Truth in Advertising aka The Fruit of the Room

I admit it, I’m a sucker for an enticing advertisement. Yes, I have purchased a few items from info-mercials at 5:00 am - who wouldn’t want to look ten years younger AND receive a bonus miracle eye cream all for one low price (plus shipping and handling). I have yet to find the product that lives up to its marketing hype - until now. My faith in advertising has been renewed. While shopping recently in a local antique mall, I spied - (spied isn’t exactly accurate, I mean this was difficult to miss) - an extremely large ceramic pomegranate displayed prominently in my friend’s booth. Now that I have become the proud owner of this “obra maestra” I must admit there is no other way to display it - prominence is this ceramic pomegranate’s destiny.

At first glance, my thoughts ran to “extremely oversized, oddly colored tomato”, but the tag attached to it set me straight. Large, ceramic pomegranate - the focal point of any room.” No truer words have ever graced an ad. With a diameter larger than a basketball and life like detail (At least I am assuming the details are life like because I have never actually seen a pomegranate), this “objeto de arte” has no other choice but to assume its rightful place as “the focal point of any room”. Too large to rest on the mantel, it has found a home on the center of my coffee table. “Eye catching” and “Conversation piece” don’t begin to do this ceramic marvel justice.
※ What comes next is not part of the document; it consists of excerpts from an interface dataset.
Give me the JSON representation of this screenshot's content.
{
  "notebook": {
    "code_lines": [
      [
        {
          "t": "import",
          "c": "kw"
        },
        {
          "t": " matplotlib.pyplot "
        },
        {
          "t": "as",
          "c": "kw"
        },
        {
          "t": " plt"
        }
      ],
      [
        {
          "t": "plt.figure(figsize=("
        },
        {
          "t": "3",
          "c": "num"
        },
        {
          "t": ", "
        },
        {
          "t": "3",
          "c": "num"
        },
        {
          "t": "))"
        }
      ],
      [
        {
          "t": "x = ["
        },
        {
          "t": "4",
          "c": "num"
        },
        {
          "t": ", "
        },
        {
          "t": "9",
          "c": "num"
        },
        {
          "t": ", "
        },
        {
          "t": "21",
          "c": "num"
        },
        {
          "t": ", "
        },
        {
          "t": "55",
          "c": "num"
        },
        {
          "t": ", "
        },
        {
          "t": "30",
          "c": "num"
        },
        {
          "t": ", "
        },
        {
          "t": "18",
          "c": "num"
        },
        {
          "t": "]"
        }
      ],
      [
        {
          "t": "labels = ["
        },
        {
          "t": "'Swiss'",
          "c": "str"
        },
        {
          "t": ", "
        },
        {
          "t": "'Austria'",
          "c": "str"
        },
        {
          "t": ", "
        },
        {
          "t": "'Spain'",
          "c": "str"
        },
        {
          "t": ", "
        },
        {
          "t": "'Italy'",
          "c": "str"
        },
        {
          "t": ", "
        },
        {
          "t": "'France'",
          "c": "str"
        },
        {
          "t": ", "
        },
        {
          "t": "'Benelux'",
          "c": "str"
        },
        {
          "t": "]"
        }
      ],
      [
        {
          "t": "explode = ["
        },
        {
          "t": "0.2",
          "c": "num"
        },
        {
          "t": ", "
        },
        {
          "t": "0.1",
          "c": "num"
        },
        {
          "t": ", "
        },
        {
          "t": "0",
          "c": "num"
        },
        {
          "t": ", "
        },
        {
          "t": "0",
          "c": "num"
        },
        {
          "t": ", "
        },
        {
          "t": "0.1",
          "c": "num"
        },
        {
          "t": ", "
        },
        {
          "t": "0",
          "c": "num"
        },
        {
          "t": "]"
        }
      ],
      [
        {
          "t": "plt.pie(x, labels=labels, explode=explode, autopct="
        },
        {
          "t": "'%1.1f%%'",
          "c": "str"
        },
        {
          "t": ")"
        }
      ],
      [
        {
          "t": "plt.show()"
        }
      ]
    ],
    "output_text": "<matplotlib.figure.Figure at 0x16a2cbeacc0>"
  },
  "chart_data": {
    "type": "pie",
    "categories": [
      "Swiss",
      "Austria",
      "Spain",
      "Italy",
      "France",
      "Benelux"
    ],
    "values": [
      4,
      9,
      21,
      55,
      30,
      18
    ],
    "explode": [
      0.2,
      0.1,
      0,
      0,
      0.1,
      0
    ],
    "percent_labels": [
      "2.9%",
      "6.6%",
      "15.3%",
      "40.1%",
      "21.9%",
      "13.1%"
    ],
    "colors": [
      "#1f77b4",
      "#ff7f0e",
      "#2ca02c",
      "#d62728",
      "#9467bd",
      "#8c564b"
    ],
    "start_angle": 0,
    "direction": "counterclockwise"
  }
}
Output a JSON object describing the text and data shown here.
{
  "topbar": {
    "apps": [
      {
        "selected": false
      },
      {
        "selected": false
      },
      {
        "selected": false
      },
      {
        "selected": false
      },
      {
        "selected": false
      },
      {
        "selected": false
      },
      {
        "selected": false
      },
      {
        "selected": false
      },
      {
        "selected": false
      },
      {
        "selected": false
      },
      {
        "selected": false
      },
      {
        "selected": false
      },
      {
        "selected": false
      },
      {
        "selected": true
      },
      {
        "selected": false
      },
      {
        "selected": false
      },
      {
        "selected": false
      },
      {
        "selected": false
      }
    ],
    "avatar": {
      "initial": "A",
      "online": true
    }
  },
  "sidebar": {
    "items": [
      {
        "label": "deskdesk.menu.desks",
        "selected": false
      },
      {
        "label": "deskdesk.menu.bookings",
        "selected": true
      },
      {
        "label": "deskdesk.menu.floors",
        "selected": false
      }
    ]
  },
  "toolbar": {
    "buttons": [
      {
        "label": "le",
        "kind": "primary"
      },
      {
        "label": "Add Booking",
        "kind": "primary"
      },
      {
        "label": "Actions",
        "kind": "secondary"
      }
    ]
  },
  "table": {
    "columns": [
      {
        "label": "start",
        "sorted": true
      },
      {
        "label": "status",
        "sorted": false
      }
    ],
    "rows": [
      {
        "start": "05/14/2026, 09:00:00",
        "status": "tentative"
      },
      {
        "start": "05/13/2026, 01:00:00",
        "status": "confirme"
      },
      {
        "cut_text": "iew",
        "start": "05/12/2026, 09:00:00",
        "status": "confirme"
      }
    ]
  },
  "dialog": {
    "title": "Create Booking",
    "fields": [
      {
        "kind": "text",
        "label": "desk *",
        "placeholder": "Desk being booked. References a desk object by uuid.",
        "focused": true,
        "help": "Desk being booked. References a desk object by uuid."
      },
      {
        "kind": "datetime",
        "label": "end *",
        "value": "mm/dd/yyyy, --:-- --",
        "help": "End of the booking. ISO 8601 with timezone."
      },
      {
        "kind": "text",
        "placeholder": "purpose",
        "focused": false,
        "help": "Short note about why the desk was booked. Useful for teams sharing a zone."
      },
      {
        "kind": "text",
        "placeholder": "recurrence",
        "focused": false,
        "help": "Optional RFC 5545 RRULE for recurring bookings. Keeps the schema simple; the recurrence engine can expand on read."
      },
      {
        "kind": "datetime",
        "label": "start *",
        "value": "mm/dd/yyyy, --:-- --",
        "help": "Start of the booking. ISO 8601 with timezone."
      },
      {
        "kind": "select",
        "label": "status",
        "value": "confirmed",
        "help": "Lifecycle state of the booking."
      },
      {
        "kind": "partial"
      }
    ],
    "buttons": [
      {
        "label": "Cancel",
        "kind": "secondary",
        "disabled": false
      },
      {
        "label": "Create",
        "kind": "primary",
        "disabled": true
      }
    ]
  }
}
I had been in search of a muse, well actually the characters in a short story I’m writing were, when I first saw the pomegranate. I didn’t buy it, because it was a bit too expensive and I‘d already dipped into the “ceramic fruit“ portion of my decorating budget to get a pedicure. Priorities must be maintained. I did talk about it though. My friends patiently listened as I explained how the pomegranate was now the be the focal point of my story, the perfect muse. Impossible to overlook and yet, subtle in it’s beauty. I even took my daughter back to see it, once again contemplating a purchase. The second time, it looked even bigger. I couldn’t actually imagine it in my home, so once again I passed it by, next month’s pedicure allowance safe for the moment.
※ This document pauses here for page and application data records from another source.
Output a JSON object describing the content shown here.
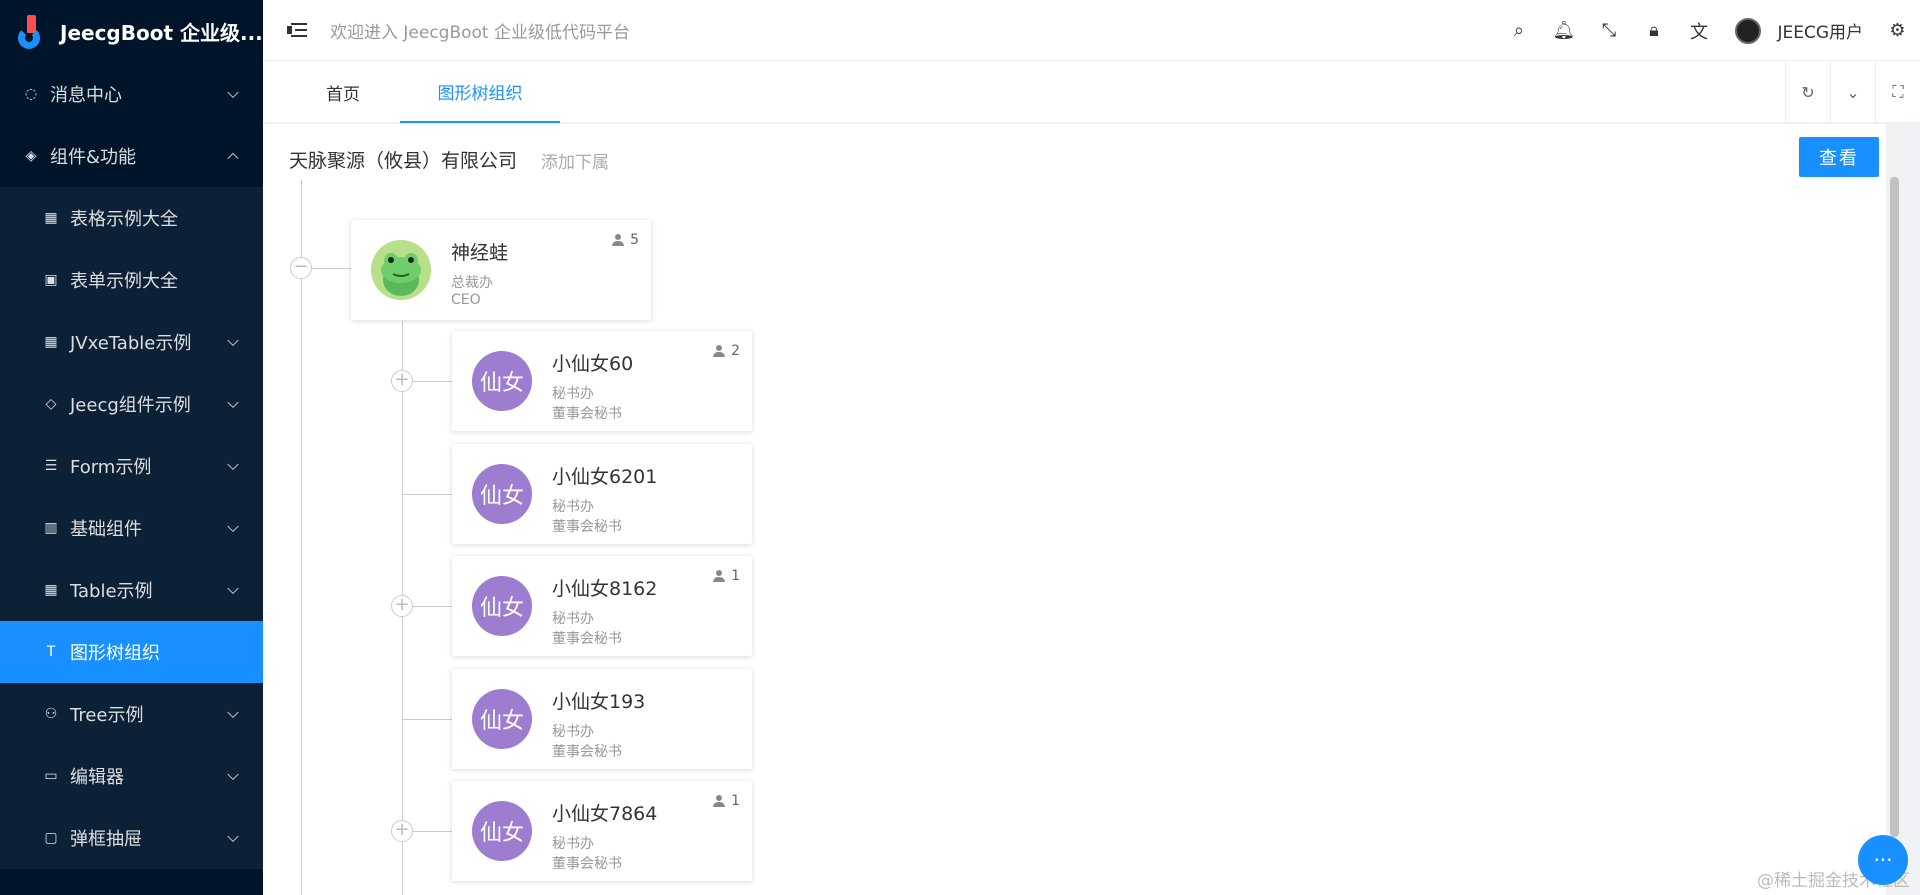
{
  "app": {
    "logo_text": "JeecgBoot 企业级..."
  },
  "sidebar": {
    "items": [
      {
        "label": "消息中心",
        "icon": "message-icon"
      },
      {
        "label": "组件&功能",
        "icon": "layers-icon"
      },
      {
        "label": "表格示例大全",
        "icon": "table-icon"
      },
      {
        "label": "表单示例大全",
        "icon": "form-icon"
      },
      {
        "label": "JVxeTable示例",
        "icon": "table-icon"
      },
      {
        "label": "Jeecg组件示例",
        "icon": "diamond-icon"
      },
      {
        "label": "Form示例",
        "icon": "form-list-icon"
      },
      {
        "label": "基础组件",
        "icon": "columns-icon"
      },
      {
        "label": "Table示例",
        "icon": "table-icon"
      },
      {
        "label": "图形树组织",
        "icon": "text-icon"
      },
      {
        "label": "Tree示例",
        "icon": "tree-icon"
      },
      {
        "label": "编辑器",
        "icon": "editor-icon"
      },
      {
        "label": "弹框抽屉",
        "icon": "laptop-icon"
      }
    ]
  },
  "header": {
    "welcome": "欢迎进入 JeecgBoot 企业级低代码平台",
    "username": "JEECG用户"
  },
  "tabs": [
    {
      "label": "首页"
    },
    {
      "label": "图形树组织"
    }
  ],
  "org": {
    "title": "天脉聚源（攸县）有限公司",
    "add_label": "添加下属",
    "view_label": "查看"
  },
  "cards": [
    {
      "name": "神经蛙",
      "dept": "总裁办",
      "post": "CEO",
      "count": "5",
      "avatar_text": ""
    },
    {
      "name": "小仙女60",
      "dept": "秘书办",
      "post": "董事会秘书",
      "count": "2",
      "avatar_text": "仙女"
    },
    {
      "name": "小仙女6201",
      "dept": "秘书办",
      "post": "董事会秘书",
      "count": "",
      "avatar_text": "仙女"
    },
    {
      "name": "小仙女8162",
      "dept": "秘书办",
      "post": "董事会秘书",
      "count": "1",
      "avatar_text": "仙女"
    },
    {
      "name": "小仙女193",
      "dept": "秘书办",
      "post": "董事会秘书",
      "count": "",
      "avatar_text": "仙女"
    },
    {
      "name": "小仙女7864",
      "dept": "秘书办",
      "post": "董事会秘书",
      "count": "1",
      "avatar_text": "仙女"
    }
  ],
  "watermark": "@稀土掘金技术社区",
  "colors": {
    "sidebar_bg": "#001529",
    "accent": "#1890ff",
    "avatar_purple": "#9c7dd0"
  }
}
School started and I dove into my Spanish Class and World Literature with berry colored toe nails and the memory of my newest muse safely stored away for future use. My story sat neglected while I poured my spare time into learning random greetings in espanol, (These Spanish references are for you La Profesora!) and devoured The Odyssey for my lit class. Then suddenly, there she was, the pomegranate, sprouting from the pages of ancient Greek drama - even Odysseus knew what a pomegranate looked like. It was a sign. Later confirmed when my good friends, and I mean really good friends, Jeanne and Gemma, presented me with the large, ceramic pomegranate as a birthday gift - in a restaurant no less - so we could display it on the table as we ate. Despite the elaborate themed d├ęcor of The Elephant Bar, the pomegranate instantly emerged as the focal point of the room.
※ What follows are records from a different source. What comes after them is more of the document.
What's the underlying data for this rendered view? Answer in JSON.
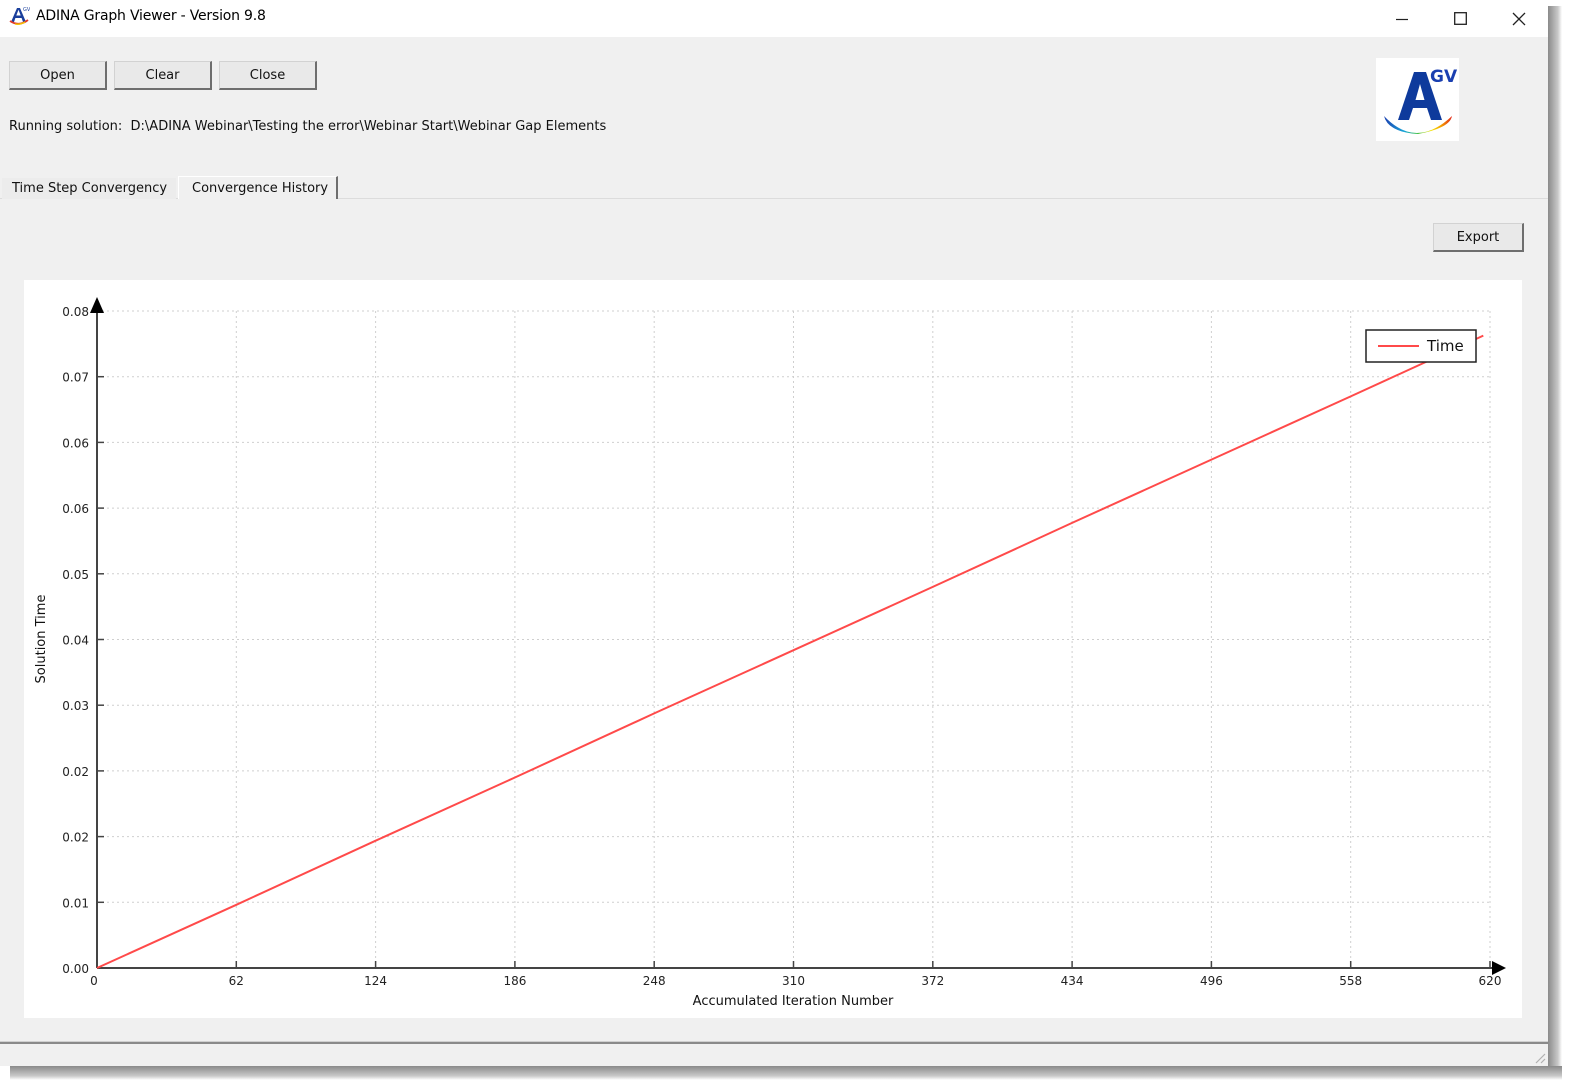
{
  "window": {
    "title": "ADINA Graph Viewer - Version 9.8",
    "app_icon": "adina-graph-viewer-icon",
    "controls": {
      "minimize": "minimize-icon",
      "maximize": "maximize-icon",
      "close": "close-icon"
    }
  },
  "toolbar": {
    "open_label": "Open",
    "clear_label": "Clear",
    "close_label": "Close"
  },
  "running_solution": {
    "label": "Running solution:",
    "path": "D:\\ADINA Webinar\\Testing the error\\Webinar Start\\Webinar Gap Elements"
  },
  "logo": {
    "text": "A",
    "superscript": "GV"
  },
  "tabs": [
    {
      "label": "Time Step Convergency",
      "active": false
    },
    {
      "label": "Convergence History",
      "active": true
    }
  ],
  "export_label": "Export",
  "colors": {
    "series": "#ff4a4a",
    "axis": "#000000",
    "grid": "#cfcfcf",
    "window_bg": "#f0f0f0"
  },
  "chart_data": {
    "type": "line",
    "title": "",
    "xlabel": "Accumulated Iteration Number",
    "ylabel": "Solution Time",
    "xlim": [
      0,
      620
    ],
    "ylim": [
      0,
      0.08
    ],
    "x_ticks": [
      0,
      62,
      124,
      186,
      248,
      310,
      372,
      434,
      496,
      558,
      620
    ],
    "x_tick_labels": [
      "0",
      "62",
      "124",
      "186",
      "248",
      "310",
      "372",
      "434",
      "496",
      "558",
      "620"
    ],
    "y_ticks": [
      0,
      0.008,
      0.016,
      0.024,
      0.032,
      0.04,
      0.048,
      0.056,
      0.064,
      0.072,
      0.08
    ],
    "y_tick_labels": [
      "0.00",
      "0.01",
      "0.02",
      "0.02",
      "0.03",
      "0.04",
      "0.05",
      "0.06",
      "0.06",
      "0.07",
      "0.08"
    ],
    "grid": true,
    "legend_position": "top-right",
    "series": [
      {
        "name": "Time",
        "x": [
          0,
          62,
          124,
          186,
          248,
          310,
          372,
          434,
          496,
          558,
          617
        ],
        "y": [
          0.0,
          0.0077,
          0.0155,
          0.0232,
          0.031,
          0.0387,
          0.0464,
          0.0542,
          0.0619,
          0.0696,
          0.077
        ]
      }
    ]
  }
}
So inspiration is abundant this fall at casa de Kinskey. It springs from the pages of Greek Drama and mounts it’s self-proclaimed throne on my family room coffee table. It bounces like a ping pong ball around me each morning in Spanish I - I have the greatest group of classmates an “estudiante de la vieja” could ask for. Inspiration finds me in the halls of my sons’ high school, and in my kitchen with a room full of hungry teenagers grabbing a bite to eat on their way back down to the “hombre de las cavern” to play X-Box Live. It waits patiently for me to slow down and inhale it in the pages of The Acts of the Apostles, and in the insights into God’s mercy I receive from the women I study with. Now if more time would only appear!